Housing Minister Darragh O’Brien wants to fast-track changes to the Fair Deal scheme to assist with the Ukraine refugee crisis.
Mr O’Brien is ramping up pressure on his colleague Minister for Older People Mary Butler to expedite legislation allowing nursing home residents to keep rental income from renting their family home.
The minister is asking that the legislative changes to the State’s nursing home scheme be introduced as soon as possible to increase housing stock because up to 200,000 refugees could arrive in Ireland due to the war in Ukraine.
“There are about 8,000 homes vacant as a result of a person being in long-term care and if a fraction of them came back into the market it would of course help,” a Department of Housing source said.
Refugees will not be asked to rent homes but increasing housing stock urgently will assist the Government in seeking to house tens of thousands of refugees fleeing the Russian invasion of Ukraine while also addressing the on-going housing crisis.
A spokesperson for Ms Butler said she was “working on amending the rules of the Fair Deal scheme to allow nursing home residents to rent out their principle private residence and have that income exempt from contributions to the cost of care, [they] are at an advanced stage”.
However, he said it was “not necessary to expedite this amendment” in order for nursing home residents to volunteer the use of their home to Ukrainian refugees as “no income would be accrued by such a move”.
The internal Government row comes as Tánaiste Leo Varadkar told the Dáil Ireland can expect 40,000 Ukrainian refugees to have entered the country by the end of April – which amounts to an almost 1pc population increase in just a few weeks.
Mr Varadkar said this influx of people posed the biggest humanitarian aid challenge the State had ever faced and it would affect every facet of Irish life.
He said the impact would be felt in health, welfare and housing spending – and even affect things such as efforts to reduce carbon emissions.
He said the Government had to concede it would not be possible to provide “self-catering, own-door accommodation” to everybody who sought refuge here from Ukraine.
Meanwhile, Children’s Minister Roderic O’Gorman said around 68,000 refugees were expected to arrive in Ireland during the crisis but this could increase further in the coming weeks.
He said the child and family agency Tusla was providing accommodation for 22 unaccompanied minors who were seeking refuge in Ireland after fleeing Ukraine.
He said a “small but growing number of unaccompanied minors” were now arriving in Ireland.
He said 2,000 hotel rooms were being used to provide accommodation while local authorities had identified around 500 properties that could be used to house refugees.
This would include repurposing buildings which can be made habitable, he said.
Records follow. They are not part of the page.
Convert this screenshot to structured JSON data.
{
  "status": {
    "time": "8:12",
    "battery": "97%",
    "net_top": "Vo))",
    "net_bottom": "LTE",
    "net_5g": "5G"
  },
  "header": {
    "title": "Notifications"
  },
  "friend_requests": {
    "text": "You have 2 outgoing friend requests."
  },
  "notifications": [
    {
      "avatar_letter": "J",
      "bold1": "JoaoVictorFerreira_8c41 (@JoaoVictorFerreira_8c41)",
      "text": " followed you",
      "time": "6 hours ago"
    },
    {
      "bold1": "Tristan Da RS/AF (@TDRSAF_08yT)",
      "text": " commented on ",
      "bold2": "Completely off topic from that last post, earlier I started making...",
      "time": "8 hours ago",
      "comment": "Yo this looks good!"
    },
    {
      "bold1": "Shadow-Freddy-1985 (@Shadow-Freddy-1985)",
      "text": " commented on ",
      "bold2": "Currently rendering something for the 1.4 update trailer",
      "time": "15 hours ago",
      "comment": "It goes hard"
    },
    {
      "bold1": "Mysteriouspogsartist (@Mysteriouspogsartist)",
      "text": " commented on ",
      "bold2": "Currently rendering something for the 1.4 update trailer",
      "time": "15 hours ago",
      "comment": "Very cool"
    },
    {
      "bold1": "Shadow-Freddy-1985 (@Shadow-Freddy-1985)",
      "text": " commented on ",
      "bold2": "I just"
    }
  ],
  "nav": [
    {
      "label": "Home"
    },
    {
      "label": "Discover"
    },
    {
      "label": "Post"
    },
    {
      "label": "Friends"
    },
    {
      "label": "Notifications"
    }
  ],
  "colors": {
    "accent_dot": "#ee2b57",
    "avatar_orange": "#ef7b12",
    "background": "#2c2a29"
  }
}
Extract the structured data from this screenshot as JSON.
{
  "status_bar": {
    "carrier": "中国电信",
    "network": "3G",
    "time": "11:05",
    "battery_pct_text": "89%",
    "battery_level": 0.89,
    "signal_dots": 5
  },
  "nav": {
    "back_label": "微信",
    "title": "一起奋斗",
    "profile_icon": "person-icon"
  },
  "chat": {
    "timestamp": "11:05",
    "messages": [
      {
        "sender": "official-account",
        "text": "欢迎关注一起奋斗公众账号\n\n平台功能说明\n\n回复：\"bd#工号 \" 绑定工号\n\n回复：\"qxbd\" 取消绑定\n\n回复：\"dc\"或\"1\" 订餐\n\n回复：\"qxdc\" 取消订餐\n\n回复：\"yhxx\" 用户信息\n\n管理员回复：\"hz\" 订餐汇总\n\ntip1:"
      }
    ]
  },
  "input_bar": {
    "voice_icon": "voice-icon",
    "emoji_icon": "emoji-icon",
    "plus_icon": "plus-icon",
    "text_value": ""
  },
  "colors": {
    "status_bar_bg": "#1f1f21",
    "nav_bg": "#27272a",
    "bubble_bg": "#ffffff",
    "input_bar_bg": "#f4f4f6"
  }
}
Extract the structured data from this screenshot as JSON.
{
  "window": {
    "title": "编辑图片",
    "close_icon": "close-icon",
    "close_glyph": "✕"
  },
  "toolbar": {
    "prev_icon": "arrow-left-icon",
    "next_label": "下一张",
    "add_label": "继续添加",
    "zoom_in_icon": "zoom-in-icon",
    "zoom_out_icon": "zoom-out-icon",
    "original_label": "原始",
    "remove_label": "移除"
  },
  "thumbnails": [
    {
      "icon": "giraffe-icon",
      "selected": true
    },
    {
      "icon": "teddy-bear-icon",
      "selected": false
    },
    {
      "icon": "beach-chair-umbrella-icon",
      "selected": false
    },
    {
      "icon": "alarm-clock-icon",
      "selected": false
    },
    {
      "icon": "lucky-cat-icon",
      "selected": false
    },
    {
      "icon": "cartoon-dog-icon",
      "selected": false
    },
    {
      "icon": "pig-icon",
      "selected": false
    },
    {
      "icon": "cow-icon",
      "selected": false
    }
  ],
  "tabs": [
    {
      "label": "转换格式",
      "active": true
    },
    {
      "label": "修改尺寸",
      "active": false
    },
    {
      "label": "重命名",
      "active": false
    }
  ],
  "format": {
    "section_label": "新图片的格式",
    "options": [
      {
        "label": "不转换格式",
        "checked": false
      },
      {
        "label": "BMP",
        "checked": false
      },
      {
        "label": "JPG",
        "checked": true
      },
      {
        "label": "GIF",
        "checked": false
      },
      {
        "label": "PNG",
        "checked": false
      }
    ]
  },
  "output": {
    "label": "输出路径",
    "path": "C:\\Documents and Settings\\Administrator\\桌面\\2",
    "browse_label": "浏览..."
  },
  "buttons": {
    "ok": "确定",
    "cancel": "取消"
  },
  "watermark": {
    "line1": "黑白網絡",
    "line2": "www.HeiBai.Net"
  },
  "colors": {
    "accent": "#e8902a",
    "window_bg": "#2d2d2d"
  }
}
Social Protection Minister Heather Humphreys outlined her plans to change legislation to ensure older people who want to house a refugee do not see their welfare rates affected.
Ms Humphreys said those who had offered their homes did so on a voluntary basis and were not looking for money from the State at this stage.
The minister said her department would “not be found wanting” when it came to providing welfare supports to refugees from Ukraine.
She said 7,326 people from Ukraine had been given PPS numbers since arriving in Ireland, giving them entitlements to welfare and allowing them to take up employment.